April 23, 2020
Kenyon has temporarily adjusted its operations due to the COVID-19 pandemic. Read more here.
Kenyon’s career-support staff is calling on parents and alumni to help students in a variety of new ways, including a challenge among graduates in eight cities to generate more internship opportunities.
The Career Development Office plans to hold panels on campus in a variety of professional fields and to strengthen the network of alumni and parents who can help with internship housing, job offers and more, said Scott Layson, CDO director. The College also joined a virtual communication hub called Switchboard where people connected to Kenyon can seek and offer services, transportation, housing and career information.
The Kenyon Internship Challenge, developed by the CDO and College Relations, the College’s division for development and alumni engagement, will run throughout 2016 in eight cities with large numbers of Kenyon alumni: New York, Chicago, Los Angeles, Boston, Washington, D.C., San Francisco, Cleveland and Columbus, Ohio. Participating alumni will compete for their cities to try to provide the largest number of Kenyon students with opportunities ranging from job shadowing to full-time employment. Students can follow the challenge by liking the cities’ Alumni Association Facebook pages. The champion city will receive a graphic of the Kenyon Cup, a logo designed by a studio art student that the winner will display online for a year.
The CDO’s initiatives support the Kenyon 2020 strategic plan developed under the leadership of President Sean Decatur. “I’m following his lead and doing what I can do support that plan, which is bringing in more alumni, collaborating more with faculty, more with College Relations, more with other departments on campus to make sure we’re doing our part,” Layson said.
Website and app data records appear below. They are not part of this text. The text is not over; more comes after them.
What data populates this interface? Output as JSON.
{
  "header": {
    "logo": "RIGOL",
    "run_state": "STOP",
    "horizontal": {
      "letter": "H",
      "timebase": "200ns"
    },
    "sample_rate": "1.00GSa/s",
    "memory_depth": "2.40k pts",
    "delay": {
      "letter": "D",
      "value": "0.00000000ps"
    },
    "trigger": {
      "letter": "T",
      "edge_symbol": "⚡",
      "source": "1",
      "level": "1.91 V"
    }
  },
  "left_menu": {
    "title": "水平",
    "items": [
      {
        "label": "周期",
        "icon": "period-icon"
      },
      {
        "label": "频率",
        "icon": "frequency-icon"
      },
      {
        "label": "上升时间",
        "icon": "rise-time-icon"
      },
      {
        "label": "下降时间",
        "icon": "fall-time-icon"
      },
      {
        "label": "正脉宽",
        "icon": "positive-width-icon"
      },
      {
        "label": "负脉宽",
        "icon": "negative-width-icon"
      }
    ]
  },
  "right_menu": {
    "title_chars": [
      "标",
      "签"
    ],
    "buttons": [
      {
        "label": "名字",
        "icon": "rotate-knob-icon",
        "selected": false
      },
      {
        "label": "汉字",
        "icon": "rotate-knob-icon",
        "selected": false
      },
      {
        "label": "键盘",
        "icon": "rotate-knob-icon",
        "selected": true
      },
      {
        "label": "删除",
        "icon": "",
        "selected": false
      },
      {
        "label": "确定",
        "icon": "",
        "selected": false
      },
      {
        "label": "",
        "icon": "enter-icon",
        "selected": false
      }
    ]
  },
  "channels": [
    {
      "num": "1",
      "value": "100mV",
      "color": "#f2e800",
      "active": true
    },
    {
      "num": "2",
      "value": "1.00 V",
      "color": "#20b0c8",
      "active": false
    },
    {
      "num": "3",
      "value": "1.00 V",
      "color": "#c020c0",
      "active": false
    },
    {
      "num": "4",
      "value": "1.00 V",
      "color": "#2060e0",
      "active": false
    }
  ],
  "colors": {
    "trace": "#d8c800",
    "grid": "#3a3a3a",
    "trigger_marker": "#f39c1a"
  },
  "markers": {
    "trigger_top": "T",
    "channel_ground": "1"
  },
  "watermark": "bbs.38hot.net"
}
At one of the panels recently hosted by the CDO and College Relations, students heard from three graduates with jobs in finance. One thing the alumni had in common was that none were economics majors: two studied English, and one earned a degree in international studies.
“There’s no one direct way into finance,” said Todd Giardinelli ’94, a managing director at Morgan Stanley in New York City, at the session Sept. 10. “There’s not a right way or a wrong way. … You should be very open-minded about opportunities.”
The panelists illustrated the utility of a liberal arts education, which Layson said is the goal. College leaders are working to show that any major, from economics to studio art, opens a plethora of opportunities.
Layson would like students to share ideas with him for additional panels. He has found attendance is better when students or student organizations bring in speakers. “A lot of it is being ready and able to work with the groups,” he said.
His goal is for increased collaboration with alumni and College Relations to become a habit. “We’re not collaborating for the sake of collaboration,” he said. “We’re collaborating for the sake of integration. We’re working together to come to a point where it’s no longer a deliberate thought. It’s more of a natural act where we simply work together.”
– By Elana Spivack ’17